[Records shown — start]
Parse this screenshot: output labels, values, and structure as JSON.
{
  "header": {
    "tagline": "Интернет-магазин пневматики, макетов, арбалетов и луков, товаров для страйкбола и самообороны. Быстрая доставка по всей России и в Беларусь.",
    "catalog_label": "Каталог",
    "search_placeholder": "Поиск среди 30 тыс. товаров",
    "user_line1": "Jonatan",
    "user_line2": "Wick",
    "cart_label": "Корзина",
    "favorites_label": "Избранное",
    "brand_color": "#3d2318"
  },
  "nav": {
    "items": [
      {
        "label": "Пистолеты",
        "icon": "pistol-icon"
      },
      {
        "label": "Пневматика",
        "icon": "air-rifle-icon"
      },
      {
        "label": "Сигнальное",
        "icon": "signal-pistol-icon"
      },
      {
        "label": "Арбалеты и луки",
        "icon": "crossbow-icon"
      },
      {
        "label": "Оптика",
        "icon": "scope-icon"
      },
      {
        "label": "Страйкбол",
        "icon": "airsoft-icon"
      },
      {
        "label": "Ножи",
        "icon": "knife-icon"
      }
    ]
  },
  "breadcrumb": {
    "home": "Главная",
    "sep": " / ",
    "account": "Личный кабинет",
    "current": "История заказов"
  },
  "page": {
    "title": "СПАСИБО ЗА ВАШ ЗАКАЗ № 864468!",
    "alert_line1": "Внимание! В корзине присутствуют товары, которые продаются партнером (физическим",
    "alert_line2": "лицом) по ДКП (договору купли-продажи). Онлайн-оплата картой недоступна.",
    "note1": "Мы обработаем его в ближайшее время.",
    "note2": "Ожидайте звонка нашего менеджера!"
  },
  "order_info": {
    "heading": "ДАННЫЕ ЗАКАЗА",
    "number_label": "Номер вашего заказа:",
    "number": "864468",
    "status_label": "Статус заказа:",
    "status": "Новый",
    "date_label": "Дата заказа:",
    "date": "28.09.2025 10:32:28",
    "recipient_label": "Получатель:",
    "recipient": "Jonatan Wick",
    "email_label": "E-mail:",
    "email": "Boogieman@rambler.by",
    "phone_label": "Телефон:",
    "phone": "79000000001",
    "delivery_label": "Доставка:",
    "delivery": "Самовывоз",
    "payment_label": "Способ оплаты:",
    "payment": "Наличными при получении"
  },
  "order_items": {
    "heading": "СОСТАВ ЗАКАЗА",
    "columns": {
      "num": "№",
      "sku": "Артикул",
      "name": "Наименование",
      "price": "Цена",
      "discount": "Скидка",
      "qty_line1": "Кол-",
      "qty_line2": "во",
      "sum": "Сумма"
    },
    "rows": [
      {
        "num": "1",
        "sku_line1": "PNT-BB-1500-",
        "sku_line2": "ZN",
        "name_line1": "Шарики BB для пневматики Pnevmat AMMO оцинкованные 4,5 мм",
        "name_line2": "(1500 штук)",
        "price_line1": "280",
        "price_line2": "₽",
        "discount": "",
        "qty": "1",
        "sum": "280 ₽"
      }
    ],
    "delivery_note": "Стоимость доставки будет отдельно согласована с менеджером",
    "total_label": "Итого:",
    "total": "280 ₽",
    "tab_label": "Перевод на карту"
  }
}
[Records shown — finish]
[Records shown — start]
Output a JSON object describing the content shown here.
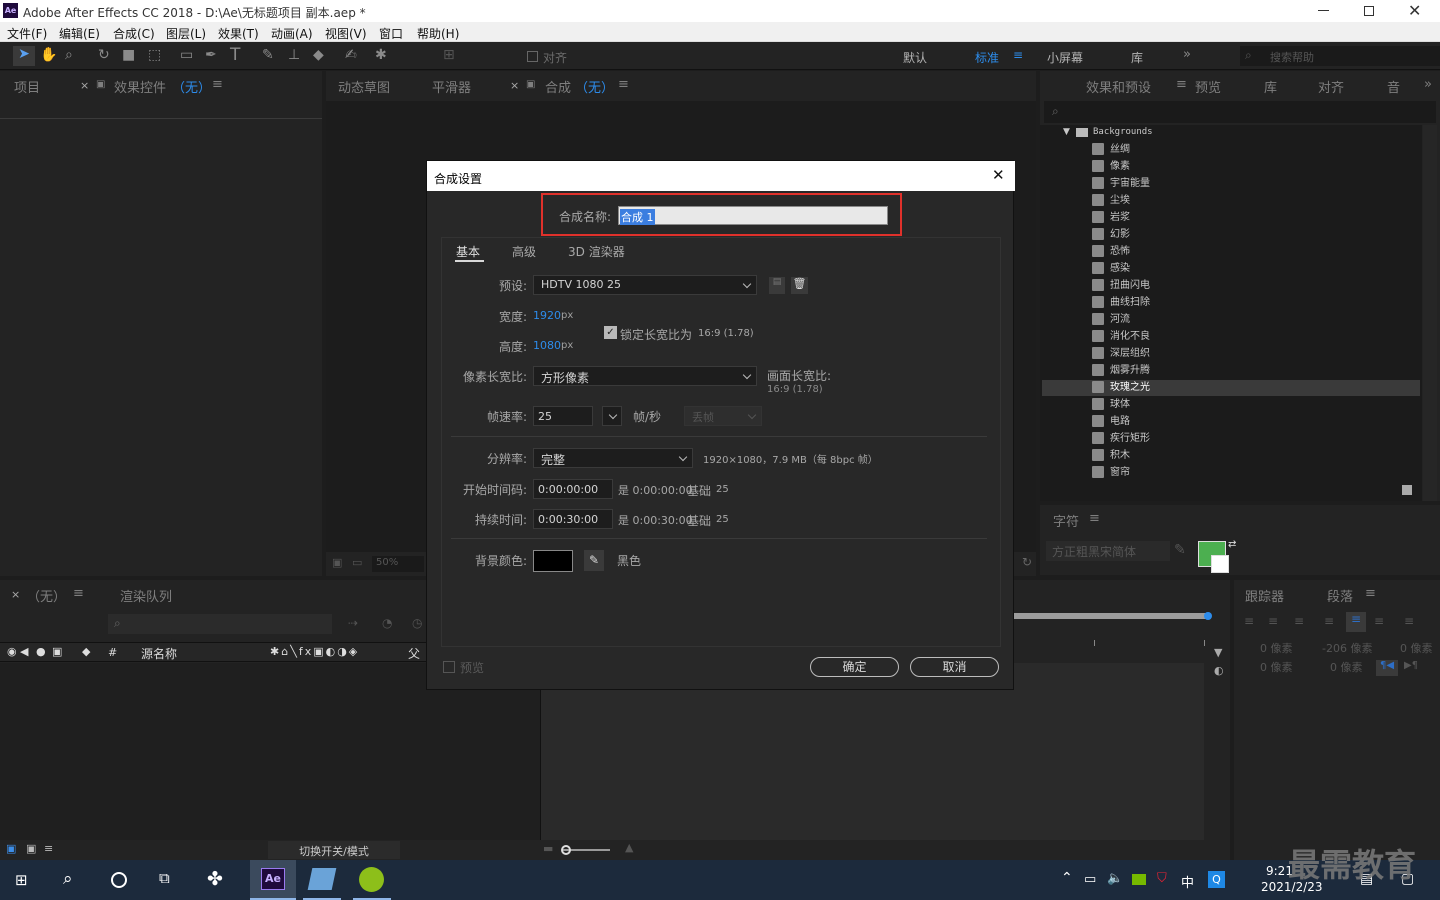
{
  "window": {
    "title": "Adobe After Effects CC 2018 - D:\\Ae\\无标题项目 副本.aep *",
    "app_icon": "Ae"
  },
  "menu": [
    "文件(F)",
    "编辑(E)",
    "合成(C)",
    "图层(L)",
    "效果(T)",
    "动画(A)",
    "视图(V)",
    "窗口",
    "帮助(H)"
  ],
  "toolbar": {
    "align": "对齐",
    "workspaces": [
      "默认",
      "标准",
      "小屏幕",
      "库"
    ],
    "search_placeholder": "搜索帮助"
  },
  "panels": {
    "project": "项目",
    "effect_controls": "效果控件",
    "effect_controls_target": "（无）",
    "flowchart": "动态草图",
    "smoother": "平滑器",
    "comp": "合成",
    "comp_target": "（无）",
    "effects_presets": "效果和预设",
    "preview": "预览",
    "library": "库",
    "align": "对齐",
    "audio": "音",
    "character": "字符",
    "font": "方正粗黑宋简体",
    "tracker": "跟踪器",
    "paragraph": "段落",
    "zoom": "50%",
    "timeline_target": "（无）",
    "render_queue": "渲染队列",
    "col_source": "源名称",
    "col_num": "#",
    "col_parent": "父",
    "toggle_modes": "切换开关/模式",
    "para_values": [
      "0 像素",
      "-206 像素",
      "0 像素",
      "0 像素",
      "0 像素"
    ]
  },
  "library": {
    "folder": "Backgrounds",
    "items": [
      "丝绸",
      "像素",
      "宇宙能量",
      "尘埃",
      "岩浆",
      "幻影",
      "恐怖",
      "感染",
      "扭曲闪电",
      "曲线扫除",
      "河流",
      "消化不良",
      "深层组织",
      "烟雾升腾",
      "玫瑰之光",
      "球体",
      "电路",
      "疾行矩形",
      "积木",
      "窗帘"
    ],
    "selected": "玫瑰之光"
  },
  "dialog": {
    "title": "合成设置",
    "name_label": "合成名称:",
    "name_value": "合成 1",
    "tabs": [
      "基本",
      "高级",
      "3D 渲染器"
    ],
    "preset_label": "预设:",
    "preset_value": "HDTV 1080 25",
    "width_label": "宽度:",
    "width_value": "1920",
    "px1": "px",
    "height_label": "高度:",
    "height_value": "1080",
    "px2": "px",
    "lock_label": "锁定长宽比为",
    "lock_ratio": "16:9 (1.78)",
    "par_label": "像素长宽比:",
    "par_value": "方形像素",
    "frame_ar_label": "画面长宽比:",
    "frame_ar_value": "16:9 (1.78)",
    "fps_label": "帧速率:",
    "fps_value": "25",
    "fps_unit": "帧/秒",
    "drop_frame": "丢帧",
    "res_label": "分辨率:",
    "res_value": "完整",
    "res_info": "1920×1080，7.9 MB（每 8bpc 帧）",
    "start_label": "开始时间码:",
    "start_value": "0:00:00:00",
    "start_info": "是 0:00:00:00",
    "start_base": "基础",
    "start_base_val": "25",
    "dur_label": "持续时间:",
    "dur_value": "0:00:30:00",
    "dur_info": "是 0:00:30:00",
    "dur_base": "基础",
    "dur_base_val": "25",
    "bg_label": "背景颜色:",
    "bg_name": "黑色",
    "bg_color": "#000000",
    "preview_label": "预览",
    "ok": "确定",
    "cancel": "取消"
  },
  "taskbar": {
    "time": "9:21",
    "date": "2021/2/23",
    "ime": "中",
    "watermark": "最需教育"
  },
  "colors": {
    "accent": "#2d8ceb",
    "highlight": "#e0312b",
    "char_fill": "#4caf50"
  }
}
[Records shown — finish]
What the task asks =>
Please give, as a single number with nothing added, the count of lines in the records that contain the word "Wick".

Result =>
2